Think of the children


No matter how creeped out readers were by the short story “The Lottery,” its author Shirley Jackson probably wasn't a murderer. Probably. Susan Scarf Merrell's novel Shirley (Blue Rider Press, $25.95) does open up the possibility, though, taking two very real characters with very real foibles—Jackson and her husband, Stanley Edgar Hyman, a professor at Bennington College—and adding a fictional young married couple to their lives. In 1964, Fred and Rose Nemser come to stay with the pair. Fred's a grad student working with Hyman, while the pregnant Rose spends her time with Jackson. As the heavy drinking—and in Jackson's case, pill-popping—heats up, it becomes apparent that Jackson is upset by her husband's womanizing. So is the missing coed just missing, or did Jackson kill her?

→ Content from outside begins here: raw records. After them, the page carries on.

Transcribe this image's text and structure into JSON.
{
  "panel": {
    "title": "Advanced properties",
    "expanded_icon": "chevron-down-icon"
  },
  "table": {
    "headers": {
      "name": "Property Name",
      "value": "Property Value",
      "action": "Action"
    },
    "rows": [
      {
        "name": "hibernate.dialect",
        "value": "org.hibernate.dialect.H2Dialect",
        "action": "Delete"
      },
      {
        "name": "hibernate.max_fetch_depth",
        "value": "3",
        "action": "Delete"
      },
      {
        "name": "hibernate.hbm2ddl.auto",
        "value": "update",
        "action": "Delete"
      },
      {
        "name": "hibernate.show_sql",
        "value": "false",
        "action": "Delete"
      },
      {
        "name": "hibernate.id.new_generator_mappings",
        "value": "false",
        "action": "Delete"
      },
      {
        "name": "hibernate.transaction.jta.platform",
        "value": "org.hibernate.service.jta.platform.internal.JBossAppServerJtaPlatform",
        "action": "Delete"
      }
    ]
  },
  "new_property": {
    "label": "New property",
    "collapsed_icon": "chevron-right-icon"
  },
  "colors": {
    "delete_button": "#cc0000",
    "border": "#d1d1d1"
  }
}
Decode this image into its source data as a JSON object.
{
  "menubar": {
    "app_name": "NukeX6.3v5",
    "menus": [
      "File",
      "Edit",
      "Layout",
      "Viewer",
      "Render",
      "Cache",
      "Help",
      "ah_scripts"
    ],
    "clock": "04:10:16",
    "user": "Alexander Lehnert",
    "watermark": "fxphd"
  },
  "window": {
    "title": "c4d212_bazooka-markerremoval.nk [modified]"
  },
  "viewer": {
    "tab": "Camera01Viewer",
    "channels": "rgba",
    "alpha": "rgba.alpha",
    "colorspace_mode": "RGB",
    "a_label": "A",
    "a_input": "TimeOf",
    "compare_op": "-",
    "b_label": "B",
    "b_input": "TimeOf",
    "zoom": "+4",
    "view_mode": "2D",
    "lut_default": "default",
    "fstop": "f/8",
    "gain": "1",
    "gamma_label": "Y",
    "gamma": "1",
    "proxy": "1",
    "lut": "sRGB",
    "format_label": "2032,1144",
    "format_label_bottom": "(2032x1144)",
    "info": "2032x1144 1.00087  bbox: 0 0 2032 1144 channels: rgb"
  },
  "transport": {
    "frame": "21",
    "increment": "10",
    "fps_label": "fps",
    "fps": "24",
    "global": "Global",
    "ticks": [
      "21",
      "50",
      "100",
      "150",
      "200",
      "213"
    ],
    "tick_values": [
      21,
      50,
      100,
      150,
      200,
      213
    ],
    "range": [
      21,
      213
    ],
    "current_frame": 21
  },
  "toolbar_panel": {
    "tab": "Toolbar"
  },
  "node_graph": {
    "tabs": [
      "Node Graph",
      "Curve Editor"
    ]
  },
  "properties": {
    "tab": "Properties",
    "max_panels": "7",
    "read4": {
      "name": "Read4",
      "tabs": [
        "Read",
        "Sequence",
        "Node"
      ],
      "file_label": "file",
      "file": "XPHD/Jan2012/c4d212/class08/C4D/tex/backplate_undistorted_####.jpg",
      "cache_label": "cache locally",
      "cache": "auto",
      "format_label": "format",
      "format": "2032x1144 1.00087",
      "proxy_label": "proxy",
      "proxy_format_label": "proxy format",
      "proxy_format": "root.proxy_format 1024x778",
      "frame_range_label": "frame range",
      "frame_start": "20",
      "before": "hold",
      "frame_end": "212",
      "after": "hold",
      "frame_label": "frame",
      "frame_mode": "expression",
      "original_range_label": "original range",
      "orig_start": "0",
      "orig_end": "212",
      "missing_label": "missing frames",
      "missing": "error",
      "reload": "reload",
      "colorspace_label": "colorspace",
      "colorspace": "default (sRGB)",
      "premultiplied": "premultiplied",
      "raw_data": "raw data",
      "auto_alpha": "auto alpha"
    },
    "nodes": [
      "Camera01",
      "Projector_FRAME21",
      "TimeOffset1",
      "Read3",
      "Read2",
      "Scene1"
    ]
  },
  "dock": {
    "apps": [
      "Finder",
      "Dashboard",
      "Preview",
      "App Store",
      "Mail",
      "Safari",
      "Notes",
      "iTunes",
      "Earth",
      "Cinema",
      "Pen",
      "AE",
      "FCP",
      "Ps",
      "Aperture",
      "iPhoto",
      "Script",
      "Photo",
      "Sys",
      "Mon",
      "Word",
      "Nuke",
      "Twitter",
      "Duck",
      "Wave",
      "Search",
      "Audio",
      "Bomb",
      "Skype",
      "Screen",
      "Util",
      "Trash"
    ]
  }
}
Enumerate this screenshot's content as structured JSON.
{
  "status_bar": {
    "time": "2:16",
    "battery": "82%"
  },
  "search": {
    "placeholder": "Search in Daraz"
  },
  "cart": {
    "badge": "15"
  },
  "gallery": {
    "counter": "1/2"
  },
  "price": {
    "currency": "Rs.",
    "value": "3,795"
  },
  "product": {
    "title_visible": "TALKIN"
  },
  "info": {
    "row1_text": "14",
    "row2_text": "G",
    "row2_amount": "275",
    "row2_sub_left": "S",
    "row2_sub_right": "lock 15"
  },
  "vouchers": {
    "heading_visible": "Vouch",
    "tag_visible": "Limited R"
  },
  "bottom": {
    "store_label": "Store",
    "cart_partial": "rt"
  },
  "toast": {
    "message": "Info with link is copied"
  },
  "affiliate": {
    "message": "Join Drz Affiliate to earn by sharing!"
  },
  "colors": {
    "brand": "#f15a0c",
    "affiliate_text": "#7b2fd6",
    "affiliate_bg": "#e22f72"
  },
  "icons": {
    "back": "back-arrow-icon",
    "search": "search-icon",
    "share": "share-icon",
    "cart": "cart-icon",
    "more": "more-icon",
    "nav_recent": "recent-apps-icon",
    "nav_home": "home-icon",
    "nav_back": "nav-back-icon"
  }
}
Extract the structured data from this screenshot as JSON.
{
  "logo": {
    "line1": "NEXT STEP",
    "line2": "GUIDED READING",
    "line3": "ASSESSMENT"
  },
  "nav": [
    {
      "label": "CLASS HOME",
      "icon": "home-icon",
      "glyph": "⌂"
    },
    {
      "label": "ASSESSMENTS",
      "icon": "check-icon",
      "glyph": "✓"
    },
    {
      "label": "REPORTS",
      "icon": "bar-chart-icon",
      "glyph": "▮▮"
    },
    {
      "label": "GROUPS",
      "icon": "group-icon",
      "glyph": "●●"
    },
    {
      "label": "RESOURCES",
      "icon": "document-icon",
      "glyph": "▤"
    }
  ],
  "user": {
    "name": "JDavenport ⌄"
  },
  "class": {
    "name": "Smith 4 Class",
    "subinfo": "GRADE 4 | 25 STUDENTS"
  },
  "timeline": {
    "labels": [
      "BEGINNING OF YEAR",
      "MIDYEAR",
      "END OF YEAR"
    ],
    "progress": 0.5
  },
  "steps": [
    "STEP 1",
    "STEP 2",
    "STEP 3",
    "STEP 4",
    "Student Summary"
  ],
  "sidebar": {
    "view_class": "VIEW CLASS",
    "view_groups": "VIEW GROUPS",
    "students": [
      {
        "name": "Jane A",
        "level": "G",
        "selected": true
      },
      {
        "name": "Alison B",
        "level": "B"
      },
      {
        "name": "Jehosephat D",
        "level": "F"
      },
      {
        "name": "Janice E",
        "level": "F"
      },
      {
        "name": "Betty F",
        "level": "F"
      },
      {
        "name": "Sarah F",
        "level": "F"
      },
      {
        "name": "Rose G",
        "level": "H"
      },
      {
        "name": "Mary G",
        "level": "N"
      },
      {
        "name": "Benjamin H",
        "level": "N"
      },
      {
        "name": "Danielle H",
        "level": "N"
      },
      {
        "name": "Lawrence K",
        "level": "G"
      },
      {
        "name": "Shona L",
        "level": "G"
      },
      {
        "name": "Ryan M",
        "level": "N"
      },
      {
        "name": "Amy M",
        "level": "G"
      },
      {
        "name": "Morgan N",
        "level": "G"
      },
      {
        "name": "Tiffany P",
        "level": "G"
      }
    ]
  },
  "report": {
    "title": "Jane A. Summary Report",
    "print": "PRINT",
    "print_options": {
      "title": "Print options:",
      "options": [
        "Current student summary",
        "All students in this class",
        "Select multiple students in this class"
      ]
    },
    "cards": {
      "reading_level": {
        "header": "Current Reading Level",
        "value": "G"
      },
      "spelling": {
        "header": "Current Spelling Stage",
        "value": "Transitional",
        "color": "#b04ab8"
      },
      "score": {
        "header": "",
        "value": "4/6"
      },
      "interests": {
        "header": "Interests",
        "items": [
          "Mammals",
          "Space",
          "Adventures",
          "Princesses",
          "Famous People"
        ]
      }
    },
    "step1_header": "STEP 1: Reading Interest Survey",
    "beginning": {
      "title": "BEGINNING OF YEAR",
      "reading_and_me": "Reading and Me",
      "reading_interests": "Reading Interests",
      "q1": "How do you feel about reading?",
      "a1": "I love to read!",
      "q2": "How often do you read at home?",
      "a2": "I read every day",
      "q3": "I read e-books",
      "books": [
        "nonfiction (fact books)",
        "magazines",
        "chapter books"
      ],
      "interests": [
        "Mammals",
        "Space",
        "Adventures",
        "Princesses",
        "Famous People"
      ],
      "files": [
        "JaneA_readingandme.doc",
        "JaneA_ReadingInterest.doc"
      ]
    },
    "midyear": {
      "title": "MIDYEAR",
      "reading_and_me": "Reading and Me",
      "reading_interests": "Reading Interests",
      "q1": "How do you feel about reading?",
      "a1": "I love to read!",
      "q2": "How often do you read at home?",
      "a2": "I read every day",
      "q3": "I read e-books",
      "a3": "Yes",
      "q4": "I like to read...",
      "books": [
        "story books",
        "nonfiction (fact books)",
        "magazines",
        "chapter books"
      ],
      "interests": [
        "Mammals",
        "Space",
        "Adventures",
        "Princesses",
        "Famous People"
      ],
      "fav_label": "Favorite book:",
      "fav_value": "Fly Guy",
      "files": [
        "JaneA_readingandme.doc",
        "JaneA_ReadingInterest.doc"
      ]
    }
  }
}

Billed as a literary thriller, this is a fascinating book, but the real question is why bring real people—who had four children—into it?